Wednesday, October 10, 2012

Ch-ch-ch-changes! (Part 2)

While I was talking with Jon Moretti, awesome Gaylord salesman, we sat at a beautiful circulation desk they had brought to the ALA conference with them.  Check it out:

Isn't that BEAUTIFUL? I kept telling Jon how gorgeous the circ desk was and how much I disliked the one we had because it was too difficult for all three of us to work behind it at the same time.  He told me he could cut me a deal on one that they had in their warehouse - it was the same style as the one they brought to ALA, but had a different color countertop.  Before they had the green desk, they used to take this other desk to the conferences with them, and now they just needed to sell it.  I was more than happy to help them get it out of their warehouse.  They also gave me a great deal on a study table & chairs and a mobile book display unit with slatwalls.

Check out the monumental difference between our old desk and our new one in these before and after pictures:

View from the front door
View from the back corner
View from the front corner (looking at the touchscreen sign-in and the book drop)

Meeting with vendors face-to-face is one of the many important reasons why librarians should attend conferences - local, state, or national.  There were more than 1,500 vendors in the ALA Exhibit Hall, including many vendors I had never had the chance to meet with before.  Salespeople can offer you discounts that you can't get by ordering on the website or calling the 800 number. I would never have gotten the discount on the new mobile shelving if I had called the 800 number or ordered it online. And I certainly would never have had the opportunity to buy this circ desk at a fabulous price (that I could afford), if I hadn't talked to the sales rep face-to-face.

Successful librarians build relationships with their patrons. However, it's easy to forget that we also need to spend time building relationships with vendors who can provide us with the latest & greatest technologies, furniture, and supplies to make our libraries the best they can be.

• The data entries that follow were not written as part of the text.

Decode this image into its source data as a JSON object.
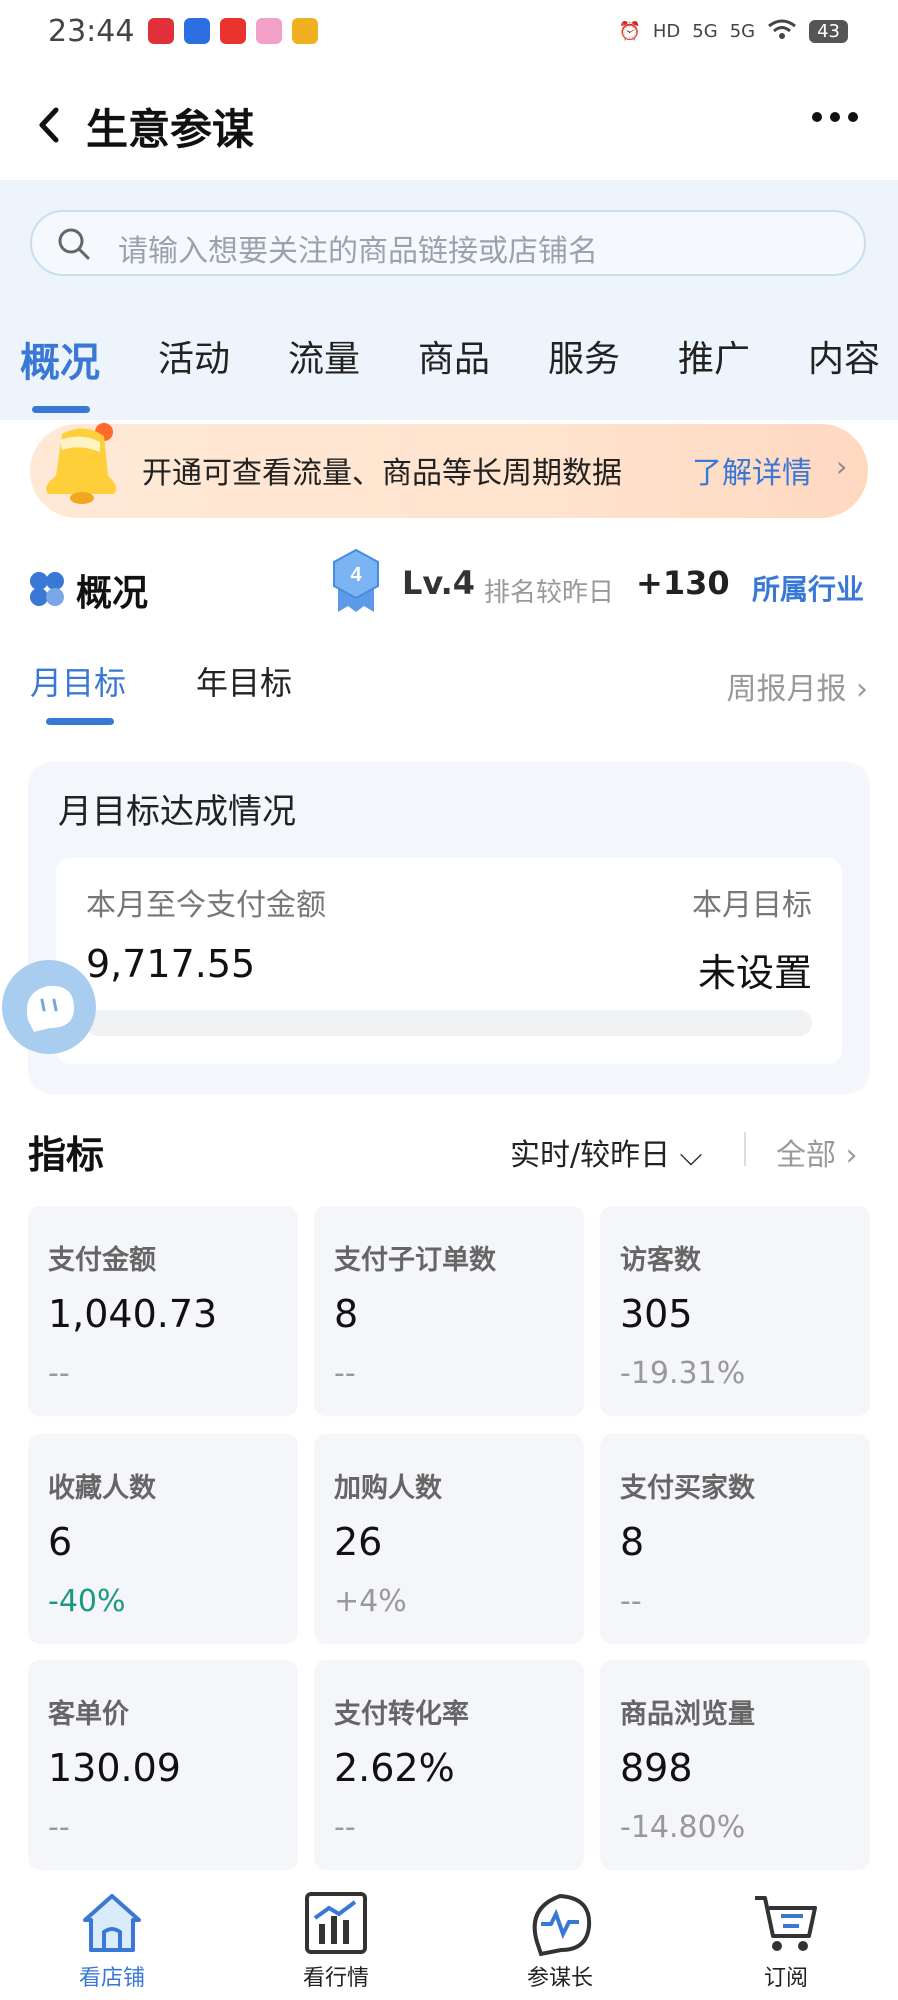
{
  "status_bar": {
    "time": "23:44",
    "hd": "HD",
    "signal1": "5G",
    "signal2": "5G",
    "battery": "43"
  },
  "header": {
    "title": "生意参谋"
  },
  "search": {
    "placeholder": "请输入想要关注的商品链接或店铺名"
  },
  "tabs": [
    "概况",
    "活动",
    "流量",
    "商品",
    "服务",
    "推广",
    "内容"
  ],
  "promo": {
    "text": "开通可查看流量、商品等长周期数据",
    "link": "了解详情",
    "chevron": "›"
  },
  "overview": {
    "title": "概况",
    "level_badge": "4",
    "level": "Lv.4",
    "rank_label": "排名较昨日",
    "rank_value": "+130",
    "industry_link": "所属行业"
  },
  "goal_tabs": {
    "month": "月目标",
    "year": "年目标",
    "report": "周报月报 ›"
  },
  "goal_card": {
    "title": "月目标达成情况",
    "pay_label": "本月至今支付金额",
    "pay_value": "9,717.55",
    "target_label": "本月目标",
    "target_value": "未设置",
    "progress": 0
  },
  "metrics": {
    "title": "指标",
    "selector": "实时/较昨日 ⌵",
    "all_link": "全部 ›",
    "items": [
      {
        "label": "支付金额",
        "value": "1,040.73",
        "change": "--"
      },
      {
        "label": "支付子订单数",
        "value": "8",
        "change": "--"
      },
      {
        "label": "访客数",
        "value": "305",
        "change": "-19.31%"
      },
      {
        "label": "收藏人数",
        "value": "6",
        "change": "-40%"
      },
      {
        "label": "加购人数",
        "value": "26",
        "change": "+4%"
      },
      {
        "label": "支付买家数",
        "value": "8",
        "change": "--"
      },
      {
        "label": "客单价",
        "value": "130.09",
        "change": "--"
      },
      {
        "label": "支付转化率",
        "value": "2.62%",
        "change": "--"
      },
      {
        "label": "商品浏览量",
        "value": "898",
        "change": "-14.80%"
      }
    ]
  },
  "bottom_nav": [
    {
      "label": "看店铺",
      "icon": "shop-icon",
      "active": true
    },
    {
      "label": "看行情",
      "icon": "market-chart-icon",
      "active": false
    },
    {
      "label": "参谋长",
      "icon": "advisor-icon",
      "active": false
    },
    {
      "label": "订阅",
      "icon": "cart-icon",
      "active": false
    }
  ],
  "colors": {
    "accent": "#3a78d6",
    "down": "#1b9a82"
  }
}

I will admit that I have, on occasion, blown off a vendor who called me or showed up at school unannounced.  I do have some favorite vendors who I turn to regularly for books, supplies, and furniture.  And I also refuse to purchase things from a few vendors who gave me bad service in the past.  [Side note: one book vendor, who is extremely popular with librarians, doesn't get a dime of my budget because of terrible customer service and many wrong book orders.]  So I understand when librarians order from the same companies time and again.

I can speak from experience when I say that meeting with vendors face-to-face, talking to them honestly, and being open to new ideas, new products, and new ways of doing things can pay off in big ways.

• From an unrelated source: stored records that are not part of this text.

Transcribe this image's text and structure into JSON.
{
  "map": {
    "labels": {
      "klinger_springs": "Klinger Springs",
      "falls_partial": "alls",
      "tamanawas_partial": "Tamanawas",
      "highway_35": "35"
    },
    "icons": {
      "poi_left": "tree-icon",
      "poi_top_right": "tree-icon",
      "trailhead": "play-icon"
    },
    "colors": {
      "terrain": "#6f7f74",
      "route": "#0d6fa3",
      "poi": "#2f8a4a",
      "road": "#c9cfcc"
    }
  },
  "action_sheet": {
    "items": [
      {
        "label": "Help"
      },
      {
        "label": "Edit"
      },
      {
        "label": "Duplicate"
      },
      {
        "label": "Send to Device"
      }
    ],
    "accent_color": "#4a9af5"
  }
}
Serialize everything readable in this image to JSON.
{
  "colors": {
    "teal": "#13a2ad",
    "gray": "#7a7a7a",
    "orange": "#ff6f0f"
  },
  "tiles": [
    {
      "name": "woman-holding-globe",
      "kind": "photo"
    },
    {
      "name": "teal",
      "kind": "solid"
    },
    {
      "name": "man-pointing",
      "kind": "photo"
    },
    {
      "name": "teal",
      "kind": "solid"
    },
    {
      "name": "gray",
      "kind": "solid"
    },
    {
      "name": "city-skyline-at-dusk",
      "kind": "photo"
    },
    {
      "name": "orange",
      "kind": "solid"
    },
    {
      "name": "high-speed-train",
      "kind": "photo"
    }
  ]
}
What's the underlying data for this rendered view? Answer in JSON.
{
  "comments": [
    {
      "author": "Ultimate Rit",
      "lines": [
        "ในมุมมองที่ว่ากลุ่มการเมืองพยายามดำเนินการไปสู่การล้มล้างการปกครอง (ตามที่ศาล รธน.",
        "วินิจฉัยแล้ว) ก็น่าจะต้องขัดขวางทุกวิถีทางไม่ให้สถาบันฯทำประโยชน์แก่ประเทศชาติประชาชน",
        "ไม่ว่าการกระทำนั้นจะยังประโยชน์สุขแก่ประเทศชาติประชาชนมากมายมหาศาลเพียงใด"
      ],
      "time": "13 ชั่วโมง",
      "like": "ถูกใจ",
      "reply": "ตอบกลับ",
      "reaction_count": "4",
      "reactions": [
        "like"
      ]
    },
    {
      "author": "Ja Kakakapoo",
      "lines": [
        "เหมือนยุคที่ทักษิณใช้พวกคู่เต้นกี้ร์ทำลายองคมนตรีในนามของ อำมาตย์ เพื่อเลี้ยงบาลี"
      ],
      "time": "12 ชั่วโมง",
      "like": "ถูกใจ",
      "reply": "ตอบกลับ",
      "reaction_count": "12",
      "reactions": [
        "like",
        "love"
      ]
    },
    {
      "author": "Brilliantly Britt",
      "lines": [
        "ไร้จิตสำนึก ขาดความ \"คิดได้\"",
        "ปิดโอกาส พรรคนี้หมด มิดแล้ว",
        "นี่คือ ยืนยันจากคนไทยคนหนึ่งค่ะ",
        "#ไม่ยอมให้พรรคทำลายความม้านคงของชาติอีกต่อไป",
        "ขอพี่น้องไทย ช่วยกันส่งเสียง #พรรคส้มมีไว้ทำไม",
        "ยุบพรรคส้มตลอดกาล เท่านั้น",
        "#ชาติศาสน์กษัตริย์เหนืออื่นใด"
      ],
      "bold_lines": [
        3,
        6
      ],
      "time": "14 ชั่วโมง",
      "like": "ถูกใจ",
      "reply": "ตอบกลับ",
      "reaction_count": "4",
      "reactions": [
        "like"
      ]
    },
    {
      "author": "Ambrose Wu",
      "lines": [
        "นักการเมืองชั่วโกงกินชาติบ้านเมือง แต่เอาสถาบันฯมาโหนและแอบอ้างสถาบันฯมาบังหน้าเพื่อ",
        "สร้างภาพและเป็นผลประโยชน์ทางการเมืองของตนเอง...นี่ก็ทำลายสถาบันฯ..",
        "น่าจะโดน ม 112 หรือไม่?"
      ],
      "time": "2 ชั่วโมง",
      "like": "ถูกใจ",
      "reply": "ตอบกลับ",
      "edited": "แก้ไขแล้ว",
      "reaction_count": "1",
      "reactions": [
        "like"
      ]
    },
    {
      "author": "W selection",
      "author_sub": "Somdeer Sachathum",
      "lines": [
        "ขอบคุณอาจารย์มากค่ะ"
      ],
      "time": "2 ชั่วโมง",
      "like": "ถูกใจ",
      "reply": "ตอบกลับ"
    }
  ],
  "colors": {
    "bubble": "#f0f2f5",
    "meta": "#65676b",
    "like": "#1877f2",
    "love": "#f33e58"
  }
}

Ch-ch-ch-changes! (Part 1)

Our school library is small. We have 1700 students in grades K-12, and we have over 20,000 books in our collection. I wish we had more computers and more study tables for the students, but we don't really have enough room for more of either of those things.

I have been hoping that the funding would come through to expand the library, but with budget times as tough as they are, it seems it will be a while before that happens.  So this summer, I decided to make the best of the space we have.

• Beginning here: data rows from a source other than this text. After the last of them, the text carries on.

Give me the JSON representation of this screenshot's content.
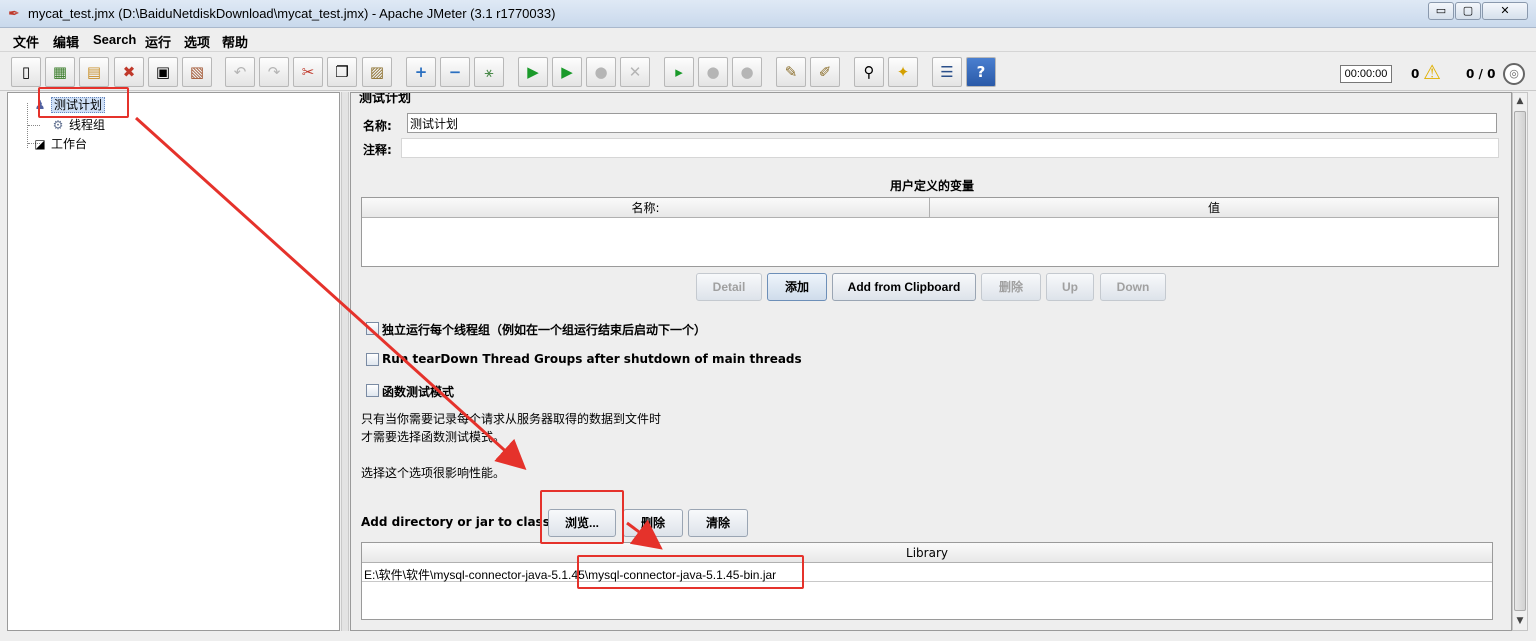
{
  "window": {
    "title": "mycat_test.jmx (D:\\BaiduNetdiskDownload\\mycat_test.jmx) - Apache JMeter (3.1 r1770033)",
    "min_glyph": "▭",
    "max_glyph": "▢",
    "close_glyph": "✕"
  },
  "menu": [
    "文件",
    "编辑",
    "Search",
    "运行",
    "选项",
    "帮助"
  ],
  "toolbar": {
    "icons": [
      {
        "name": "new-icon",
        "glyph": "▯"
      },
      {
        "name": "templates-icon",
        "glyph": "▦"
      },
      {
        "name": "open-icon",
        "glyph": "▤"
      },
      {
        "name": "close-file-icon",
        "glyph": "✖"
      },
      {
        "name": "save-icon",
        "glyph": "▣"
      },
      {
        "name": "save-as-icon",
        "glyph": "▧"
      },
      {
        "name": "undo-icon",
        "glyph": "↶"
      },
      {
        "name": "redo-icon",
        "glyph": "↷"
      },
      {
        "name": "cut-icon",
        "glyph": "✂"
      },
      {
        "name": "copy-icon",
        "glyph": "❐"
      },
      {
        "name": "paste-icon",
        "glyph": "▨"
      },
      {
        "name": "expand-icon",
        "glyph": "+"
      },
      {
        "name": "collapse-icon",
        "glyph": "−"
      },
      {
        "name": "toggle-icon",
        "glyph": "⚹"
      },
      {
        "name": "start-icon",
        "glyph": "▶"
      },
      {
        "name": "start-no-pause-icon",
        "glyph": "▶"
      },
      {
        "name": "stop-icon",
        "glyph": "●"
      },
      {
        "name": "shutdown-icon",
        "glyph": "✕"
      },
      {
        "name": "remote-start-icon",
        "glyph": "▸"
      },
      {
        "name": "remote-stop-icon",
        "glyph": "●"
      },
      {
        "name": "remote-shutdown-icon",
        "glyph": "●"
      },
      {
        "name": "clear-icon",
        "glyph": "✎"
      },
      {
        "name": "clear-all-icon",
        "glyph": "✐"
      },
      {
        "name": "search-icon",
        "glyph": "⚲"
      },
      {
        "name": "reset-search-icon",
        "glyph": "✦"
      },
      {
        "name": "function-helper-icon",
        "glyph": "☰"
      },
      {
        "name": "help-icon",
        "glyph": "?"
      }
    ],
    "timer": "00:00:00",
    "error_count": "0",
    "warn_glyph": "⚠",
    "threads": "0 / 0",
    "globe_glyph": "◎"
  },
  "tree": {
    "items": [
      {
        "label": "测试计划",
        "icon": "test-plan-icon",
        "glyph": "♟"
      },
      {
        "label": "线程组",
        "icon": "thread-group-icon",
        "glyph": "⚙"
      },
      {
        "label": "工作台",
        "icon": "workbench-icon",
        "glyph": "◪"
      }
    ]
  },
  "plan": {
    "heading": "测试计划",
    "name_label": "名称:",
    "name_value": "测试计划",
    "comment_label": "注释:",
    "comment_value": "",
    "vars_title": "用户定义的变量",
    "vars_columns": [
      "名称:",
      "值"
    ],
    "buttons": {
      "detail": "Detail",
      "add": "添加",
      "add_clipboard": "Add from Clipboard",
      "delete": "删除",
      "up": "Up",
      "down": "Down"
    },
    "options": [
      "独立运行每个线程组（例如在一个组运行结束后启动下一个）",
      "Run tearDown Thread Groups after shutdown of main threads",
      "函数测试模式"
    ],
    "note_lines": [
      "只有当你需要记录每个请求从服务器取得的数据到文件时",
      "才需要选择函数测试模式。",
      "选择这个选项很影响性能。"
    ],
    "classpath_label": "Add directory or jar to classpath",
    "classpath_buttons": {
      "browse": "浏览...",
      "delete": "删除",
      "clear": "清除"
    },
    "library_header": "Library",
    "library_rows": [
      "E:\\软件\\软件\\mysql-connector-java-5.1.45\\mysql-connector-java-5.1.45-bin.jar"
    ]
  },
  "colors": {
    "annotation": "#e5322b",
    "selection": "#cfe0f7"
  }
}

In order to do this, I knew it was going to take: 1) a major weeding of the collection; and 2) new shelving (which was going to cost me some serious money).  It took me 2 full weeks to weed the non-fiction collection, with the help of my trusty library assistant, her daughters, and 2 awesome high school students. (I still have more weeding to do, but I got a great start this summer.)

Then I met with all the library furniture vendors that I met at the American Library Association Annual Conference (ALA) in the exhibit hall.  There are many great library furniture companies making beautiful shelving at affordable prices.  I decided to purchase 42" mobile shelving in a medium oak finish (to match my existing shelving) from Gaylord. If you need shelving or any library furniture, I highly recommend that you talk to Jon Moretti at Gaylord. He is helpful, nice, and will get you a great price.  What I liked most about Gaylord's mobile shelving is that the casters are attached to a metal frame instead of the wood itself.  They're really well-made.

The best thing about our new shelving is that I can now monitor the entire library from anywhere I am in the library. Our old shelves were over 7' tall; our new shelves are 42".  As one 4th grader said: "The kids can't hide behind the shelves anymore! Now they're going to have to act mature!"